Have you ever noticed how some of the most useful things in the world are also the most common? You can get hammers and screwdrivers at convenience stores, yet they make taking care of your home easier and more efficient. You would think that such valuable devices would become expensive and rare, but just the opposite is true.
The same is true for dictionaries. They have become inexpensive and you can even get them in formats that are small enough to keep in a purse or pocket.
Perhaps we should have called Edain McCoy's Celtic Myth & Magick a dictionary. After all, it does list over 700 Celtic deities, heroes, and heroines in alphabetical order, sharing their myths, correspondences, and uses in magick.

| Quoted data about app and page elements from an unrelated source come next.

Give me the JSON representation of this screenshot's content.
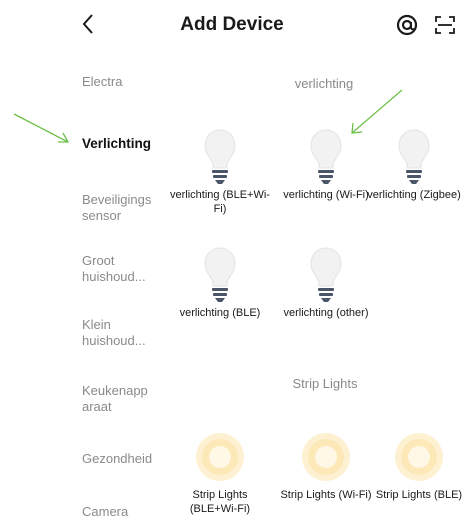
{
  "header": {
    "title": "Add Device",
    "back_icon": "chevron-left-icon",
    "at_icon": "at-sign-icon",
    "scan_icon": "scan-icon"
  },
  "sidebar": {
    "items": [
      {
        "label": "Electra",
        "active": false
      },
      {
        "label": "Verlichting",
        "active": true
      },
      {
        "label": "Beveiligings sensor",
        "active": false
      },
      {
        "label": "Groot huishoud...",
        "active": false
      },
      {
        "label": "Klein huishoud...",
        "active": false
      },
      {
        "label": "Keukenapp araat",
        "active": false
      },
      {
        "label": "Gezondheid",
        "active": false
      },
      {
        "label": "Camera",
        "active": false
      }
    ]
  },
  "main": {
    "sections": [
      {
        "title": "verlichting",
        "devices": [
          {
            "label": "verlichting (BLE+Wi-Fi)",
            "icon": "light-bulb-icon"
          },
          {
            "label": "verlichting (Wi-Fi)",
            "icon": "light-bulb-icon"
          },
          {
            "label": "verlichting (Zigbee)",
            "icon": "light-bulb-icon"
          },
          {
            "label": "verlichting (BLE)",
            "icon": "light-bulb-icon"
          },
          {
            "label": "verlichting (other)",
            "icon": "light-bulb-icon"
          }
        ]
      },
      {
        "title": "Strip Lights",
        "devices": [
          {
            "label": "Strip Lights (BLE+Wi-Fi)",
            "icon": "strip-light-icon"
          },
          {
            "label": "Strip Lights (Wi-Fi)",
            "icon": "strip-light-icon"
          },
          {
            "label": "Strip Lights (BLE)",
            "icon": "strip-light-icon"
          }
        ]
      }
    ]
  },
  "colors": {
    "annotation_arrow": "#6cc04a",
    "bulb_glass": "#f2f2f2",
    "bulb_base": "#4a5668",
    "strip_glow": "#fde9b8",
    "text_muted": "#8a8a8a"
  }
}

This is of incredible value to anyone using the Celtic pantheon of deities in his or her spiritual system.
Or perhaps we should have called it a complete guide. Besides the dictionary, it includes an introduction to Celtic tradition and lore, information about rituals, rites, festivals, ceremonies, and spells you can do. You'll also learn Celtic pathworking; invocation and evocation; and information on almost fifty popular Pagan traditions that draw upon the Celts as a source. The book also shares data on resources for supplies and even includes Celtic music and Celtic dress.
But there is no reason for Edain to brag in the title. The book speaks for itself. And what it says is that it is simply the most complete book on Celtic traditions ever published. For even more details you can check out the large bibliography of sources.

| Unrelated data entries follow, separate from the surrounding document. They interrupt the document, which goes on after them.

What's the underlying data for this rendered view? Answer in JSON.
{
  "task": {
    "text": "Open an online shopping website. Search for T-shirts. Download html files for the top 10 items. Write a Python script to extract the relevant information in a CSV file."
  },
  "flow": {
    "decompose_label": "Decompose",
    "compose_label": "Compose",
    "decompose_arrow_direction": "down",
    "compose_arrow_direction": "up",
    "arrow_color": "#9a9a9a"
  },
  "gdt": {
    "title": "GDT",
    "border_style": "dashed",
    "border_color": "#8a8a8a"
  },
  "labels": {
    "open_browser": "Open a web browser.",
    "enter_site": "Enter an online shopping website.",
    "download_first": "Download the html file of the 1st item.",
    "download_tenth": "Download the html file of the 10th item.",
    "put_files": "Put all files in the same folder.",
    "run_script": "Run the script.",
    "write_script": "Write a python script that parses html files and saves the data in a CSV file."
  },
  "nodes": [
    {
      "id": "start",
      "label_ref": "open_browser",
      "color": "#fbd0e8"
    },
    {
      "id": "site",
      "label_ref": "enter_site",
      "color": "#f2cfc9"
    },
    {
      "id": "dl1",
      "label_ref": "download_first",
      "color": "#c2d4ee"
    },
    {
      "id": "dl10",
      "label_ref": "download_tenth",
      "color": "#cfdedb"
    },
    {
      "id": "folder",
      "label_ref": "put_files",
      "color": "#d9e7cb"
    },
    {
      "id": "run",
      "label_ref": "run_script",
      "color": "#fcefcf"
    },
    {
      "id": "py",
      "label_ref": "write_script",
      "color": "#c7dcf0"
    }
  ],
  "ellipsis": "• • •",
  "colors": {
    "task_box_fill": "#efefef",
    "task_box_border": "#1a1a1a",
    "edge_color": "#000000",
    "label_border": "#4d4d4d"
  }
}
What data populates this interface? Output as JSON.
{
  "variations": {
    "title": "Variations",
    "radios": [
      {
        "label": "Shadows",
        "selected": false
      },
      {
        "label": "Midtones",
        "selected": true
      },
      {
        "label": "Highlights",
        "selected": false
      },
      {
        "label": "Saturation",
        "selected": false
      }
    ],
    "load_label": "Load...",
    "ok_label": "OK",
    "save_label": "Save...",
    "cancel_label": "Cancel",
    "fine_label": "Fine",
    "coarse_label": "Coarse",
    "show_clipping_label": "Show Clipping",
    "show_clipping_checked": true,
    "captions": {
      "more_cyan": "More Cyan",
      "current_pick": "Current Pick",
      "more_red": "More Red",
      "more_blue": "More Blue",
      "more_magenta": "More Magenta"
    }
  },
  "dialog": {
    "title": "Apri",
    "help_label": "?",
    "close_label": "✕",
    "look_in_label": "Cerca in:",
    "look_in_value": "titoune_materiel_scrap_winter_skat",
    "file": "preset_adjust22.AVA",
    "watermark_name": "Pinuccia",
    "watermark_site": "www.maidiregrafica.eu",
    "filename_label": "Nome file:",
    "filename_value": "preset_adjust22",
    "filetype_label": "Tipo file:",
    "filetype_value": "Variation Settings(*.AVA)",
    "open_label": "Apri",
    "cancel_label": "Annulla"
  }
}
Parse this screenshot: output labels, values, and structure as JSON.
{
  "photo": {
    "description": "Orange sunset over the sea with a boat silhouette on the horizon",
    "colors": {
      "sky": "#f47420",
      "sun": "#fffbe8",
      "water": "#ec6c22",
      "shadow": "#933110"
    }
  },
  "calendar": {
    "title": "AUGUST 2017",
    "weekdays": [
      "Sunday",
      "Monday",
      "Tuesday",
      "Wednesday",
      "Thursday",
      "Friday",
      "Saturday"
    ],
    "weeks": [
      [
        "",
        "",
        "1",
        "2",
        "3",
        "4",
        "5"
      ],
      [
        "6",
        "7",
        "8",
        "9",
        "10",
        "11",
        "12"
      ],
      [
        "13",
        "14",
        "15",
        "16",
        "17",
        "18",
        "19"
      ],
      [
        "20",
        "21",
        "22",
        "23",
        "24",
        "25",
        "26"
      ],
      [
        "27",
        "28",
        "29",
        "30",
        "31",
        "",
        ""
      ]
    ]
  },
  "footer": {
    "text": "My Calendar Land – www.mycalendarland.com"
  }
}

I highly recommend this book to anyone interested in Paganism, Witchcraft, or the ancient Celts. If you really want to learn about the ancient Celts and how you can put their traditions, knowledge, and wisdom to use in your spiritual practices, get this book.
As one of three annual harvest celebrations marked in the Witch's sabbat cycle, Lughnasadh doesn't seem like much of a stand-out. Unless you're tending crops on a daily basis, you're not very likely to be especially filled with excitement over the thought of the first harvest, as opposed to the second or third harvest. The book Lughnasadh in... read this article